The Iceberg

Nothing slows down the plot more quickly than the information dump. Did you ever find yourself in a conversation with someone when you suddenly realize you have no idea what he just said and you find that you no longer even care? He just dumped a whole lot of meaningless information on you as you waited patiently for him to get to the point. A friend of mine would say, in this situation, “Could you please just land the plane.” What he wants is something to keep him interested, something to make him want to keep listening.
This is a typical mistake new writers make according to James Scott Bell, when beginning their novels.
To avoid boring the readers with too much exposition, and losing their interest in the novel- especially in the beginning of the story where it is vital to “hook the reader”, Mr. Bell suggests to “do the iceberg”. He tells us “Don’t tell us everything about the character’s past history or current situation. Give us the 10 percent above the surface that is necessary to understand what’s going on, and leave 90 percent hidden and mysterious below the surface. Later in the story, you can reveal more of that information. Until the right time, however; withhold it.”
This is only one of several rules he has, however; this one stood out to me as a rule I would use both in my writing and in my daily life. As a reader, wondering why a character feels the way she does or acts the way she acts is a big part of what compels me to keep reading. As the author drops one piece of information at a time that slowly paints a picture of the character’s motivations, we can not help but yearn to see the finished product at the end. What caused this character to carry so much guilt? What makes her want to move away from her family and friends? What happened that made him pick up the gun and shoot his best friend? These answers lie beneath the surface of the story, beneath the water- too deep for us to see anything yet. All we can see so far is the tip of the iceberg, until little by little the sea level subsides revealing a larger piece of the ice as it does.
If the reader is given too much information too soon, what reason would she have to continue reading. In Vanessa Diffenbaugh’s “The Language of Flowers” we are introduced to the protagonist Victoria when she is 18 years old. Immediately, on the first page she alludes to something that happened when she was 10 years old, something bad. But we are not told what it was until much later in the story when we are so hooked that nothing or no one can pry us away from the book. And when we are finally let in on the big secret after having been fed little bits and pieces along the way like bread crumbs along a trail, we are so emotionally connected to the story and the character that we could never imagine anyone landing that plane even a second sooner.
By revealing only the tip of the iceberg until the time is right, we keep our readers in suspense wondering about the hidden part below the surface. And then once they’ve been prepared enough, we hit them with the other 90% that they could not see – knocking them over with its full strength.

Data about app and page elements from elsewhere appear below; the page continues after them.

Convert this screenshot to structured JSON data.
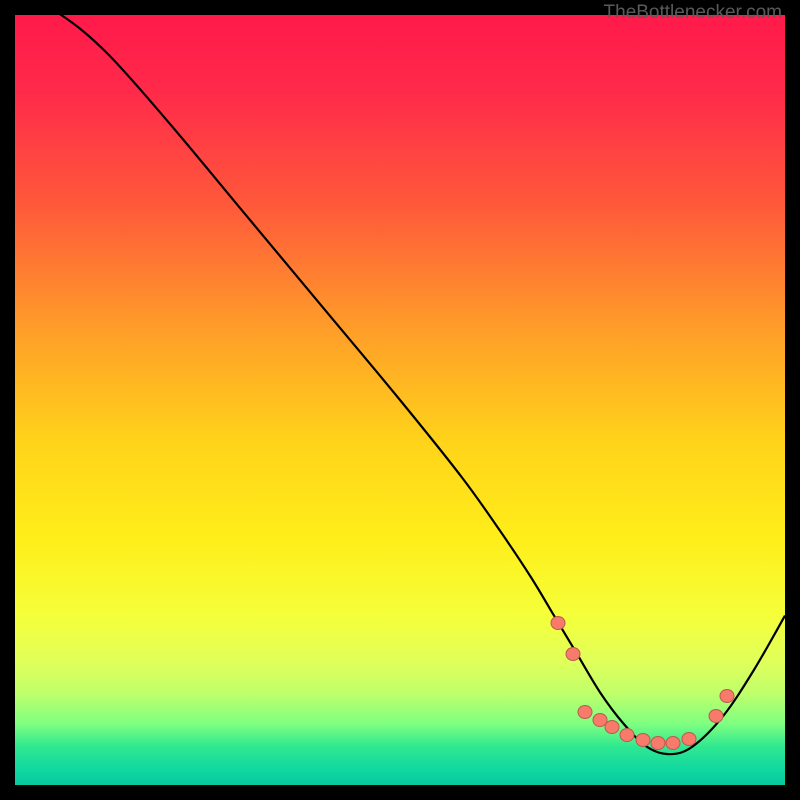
{
  "watermark": "TheBottlenecker.com",
  "chart_data": {
    "type": "line",
    "title": "",
    "xlabel": "",
    "ylabel": "",
    "xlim": [
      0,
      100
    ],
    "ylim": [
      0,
      100
    ],
    "curve": {
      "name": "bottleneck-curve",
      "x": [
        0,
        6,
        12,
        20,
        30,
        40,
        50,
        58,
        63,
        67,
        70,
        73,
        76,
        79,
        82,
        85,
        88,
        92,
        96,
        100
      ],
      "y": [
        103,
        100,
        95,
        86,
        74,
        62,
        50,
        40,
        33,
        27,
        22,
        17,
        12,
        8,
        5,
        4,
        5,
        9,
        15,
        22
      ]
    },
    "markers": {
      "name": "optimal-range",
      "points": [
        {
          "x": 70.5,
          "y": 21
        },
        {
          "x": 72.5,
          "y": 17
        },
        {
          "x": 74.0,
          "y": 9.5
        },
        {
          "x": 76.0,
          "y": 8.5
        },
        {
          "x": 77.5,
          "y": 7.5
        },
        {
          "x": 79.5,
          "y": 6.5
        },
        {
          "x": 81.5,
          "y": 5.8
        },
        {
          "x": 83.5,
          "y": 5.5
        },
        {
          "x": 85.5,
          "y": 5.5
        },
        {
          "x": 87.5,
          "y": 6.0
        },
        {
          "x": 91.0,
          "y": 9.0
        },
        {
          "x": 92.5,
          "y": 11.5
        }
      ]
    },
    "gradient_meaning": "red=high bottleneck, green=low bottleneck"
  }
}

Leave a Reply

Fill in your details below or click an icon to log in: Logo

You are commenting using your account. Log Out /  Change )

Facebook photo

You are commenting using your Facebook account. Log Out /  Change )

Connecting to %s